Ladies and gentleman, it’s official. Australia is undoubtedly the most prolific producer of musical talent in the world right now. The sheer number of top musicians coming from down under is hard to fathom when you sit back and list them. 

Off the top of our head, we have Tame Impala, Tropical Fuck Storm, RVG, Stella Donnelly, Confidence Man, Parcels, Body Type, Amyl & The Sniffers, Courtney Barnett, Haiku Hands, Rolling Blackouts Coastal Fever, Hatchie, Mallrat, Alex Lahey and Alex Cameron. We already know you’re screaming at least five more names at us as you read this.

Two names that more than deserve to be on that list are Angie McMahon and Julia Jacklin, both of whom have graced us with their brilliance over two nights at The Button Factory in Dublin this week. With Thursday night’s show a near-immediate sell-out, we managed to squeeze in the door on Friday night and found both acts on top form.

McMahon is on support duties on this tour, but it won’t be long before she’s taking all the plaudits in a venue of this size. With songs as good as Soon, Slow Mover and the incredibly relatable Pasta, coupled with McMahon’s deadpan humour on stage, it feels like it’s only a matter of time.

However Jacklin is the main event of the evening and deservedly so. ‘Crushing’, released earlier this year, will feature highly in any sane albums of the year list. Fittingly, Jacklin opens the set with a double salvo of the bookends of that record.
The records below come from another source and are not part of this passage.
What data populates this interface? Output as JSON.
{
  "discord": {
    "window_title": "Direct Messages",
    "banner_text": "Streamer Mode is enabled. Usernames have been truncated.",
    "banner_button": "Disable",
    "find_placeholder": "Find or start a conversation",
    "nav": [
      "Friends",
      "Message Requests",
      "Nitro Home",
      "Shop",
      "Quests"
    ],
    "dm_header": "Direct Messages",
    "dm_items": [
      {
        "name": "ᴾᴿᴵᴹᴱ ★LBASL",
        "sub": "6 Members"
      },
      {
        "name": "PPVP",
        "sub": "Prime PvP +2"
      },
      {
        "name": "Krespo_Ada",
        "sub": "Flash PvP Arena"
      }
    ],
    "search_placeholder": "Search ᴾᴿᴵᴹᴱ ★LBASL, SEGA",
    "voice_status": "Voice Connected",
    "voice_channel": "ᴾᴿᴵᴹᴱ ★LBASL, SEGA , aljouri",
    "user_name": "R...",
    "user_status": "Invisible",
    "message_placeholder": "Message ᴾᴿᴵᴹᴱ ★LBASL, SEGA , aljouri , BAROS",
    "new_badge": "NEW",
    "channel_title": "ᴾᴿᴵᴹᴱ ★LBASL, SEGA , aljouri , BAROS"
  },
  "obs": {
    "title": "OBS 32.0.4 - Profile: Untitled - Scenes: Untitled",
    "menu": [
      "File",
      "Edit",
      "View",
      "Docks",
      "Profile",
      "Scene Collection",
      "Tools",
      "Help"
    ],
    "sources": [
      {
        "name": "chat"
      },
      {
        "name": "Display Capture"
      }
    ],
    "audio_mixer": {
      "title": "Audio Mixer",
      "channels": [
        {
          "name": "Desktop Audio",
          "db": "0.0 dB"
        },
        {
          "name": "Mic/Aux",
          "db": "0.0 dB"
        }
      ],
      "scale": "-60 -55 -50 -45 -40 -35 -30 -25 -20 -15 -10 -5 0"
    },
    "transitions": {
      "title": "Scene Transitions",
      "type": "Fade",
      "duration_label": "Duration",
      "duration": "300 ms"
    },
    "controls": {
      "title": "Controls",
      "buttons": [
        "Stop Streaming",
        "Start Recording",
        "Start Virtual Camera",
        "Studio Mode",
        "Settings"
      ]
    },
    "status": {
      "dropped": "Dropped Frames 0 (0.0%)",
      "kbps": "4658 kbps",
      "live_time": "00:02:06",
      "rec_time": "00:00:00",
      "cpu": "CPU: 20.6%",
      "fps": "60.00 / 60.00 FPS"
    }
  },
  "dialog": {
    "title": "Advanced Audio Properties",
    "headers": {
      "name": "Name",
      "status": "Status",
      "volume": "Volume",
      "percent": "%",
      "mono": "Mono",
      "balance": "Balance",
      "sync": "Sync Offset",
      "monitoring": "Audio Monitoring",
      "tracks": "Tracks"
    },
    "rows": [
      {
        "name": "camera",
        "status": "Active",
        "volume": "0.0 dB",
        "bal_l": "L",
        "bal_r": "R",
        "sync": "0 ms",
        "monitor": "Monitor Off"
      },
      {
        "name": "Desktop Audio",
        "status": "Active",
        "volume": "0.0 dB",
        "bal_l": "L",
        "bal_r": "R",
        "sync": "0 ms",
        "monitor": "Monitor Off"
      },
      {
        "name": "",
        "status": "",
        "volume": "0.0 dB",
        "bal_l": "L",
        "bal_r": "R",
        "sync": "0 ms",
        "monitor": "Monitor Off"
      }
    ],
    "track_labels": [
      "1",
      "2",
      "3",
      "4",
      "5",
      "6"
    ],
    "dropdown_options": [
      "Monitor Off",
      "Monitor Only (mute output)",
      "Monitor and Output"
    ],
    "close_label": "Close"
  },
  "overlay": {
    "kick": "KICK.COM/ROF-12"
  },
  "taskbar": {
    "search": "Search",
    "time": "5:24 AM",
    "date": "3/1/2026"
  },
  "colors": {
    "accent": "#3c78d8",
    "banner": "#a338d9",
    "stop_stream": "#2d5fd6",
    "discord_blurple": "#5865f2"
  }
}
Comfort, played entirely solo, sets the tone for the night as a pin-drop silence descends, which allows for the achingly beautiful Body to resonate fully. “I’m not a good woman when you’re around.”

Of course, it’s not all sparse instrumentation and floating vocals, Jacklin knows how to jam when the time is right as evidenced on the likes of Pool Party, You’re Right and Cold Caller. That point is then hammered home with the back-to-back bonanza of Head Alone (featuring McMahon on vocals and air boxing) and Pressure To Party.

However, it’s the more tender moments that make not only tonight, but Julia Jacklin’s career to date so special. Good Guy, which Jacklin explains is about the difficulty in trying to be romantic but also getting laid at the same time, is stunning in its simplicity. Don’t Know How To Keep Loving You, arguably the most heartbreaking song of 2019, sees Jacklin pondering on the difficulty of slowly falling out of love with someone. “People always ask me if we ever got through that difficult time. No…” she says to some misplaced cheers. “What are you cheering for!?” she quips immediately.

Being able to play songs of such heartache and sensitive subject matter but also keep the audience in a celebratory mood is a fine balancing act and one which Jacklin has perfected. Even at the most sombre points, she knows exactly how to bring the mood back up and keep the party going. An encore of the stunning Don’t Let The Kids Win followed by a belter of a cover of Avril Lavigne’s I’m With You (performed with a grin a cheshire cat would be envious of) showcases this perfectly. This is performance 101. Take notes.

*Photos from Thursday night.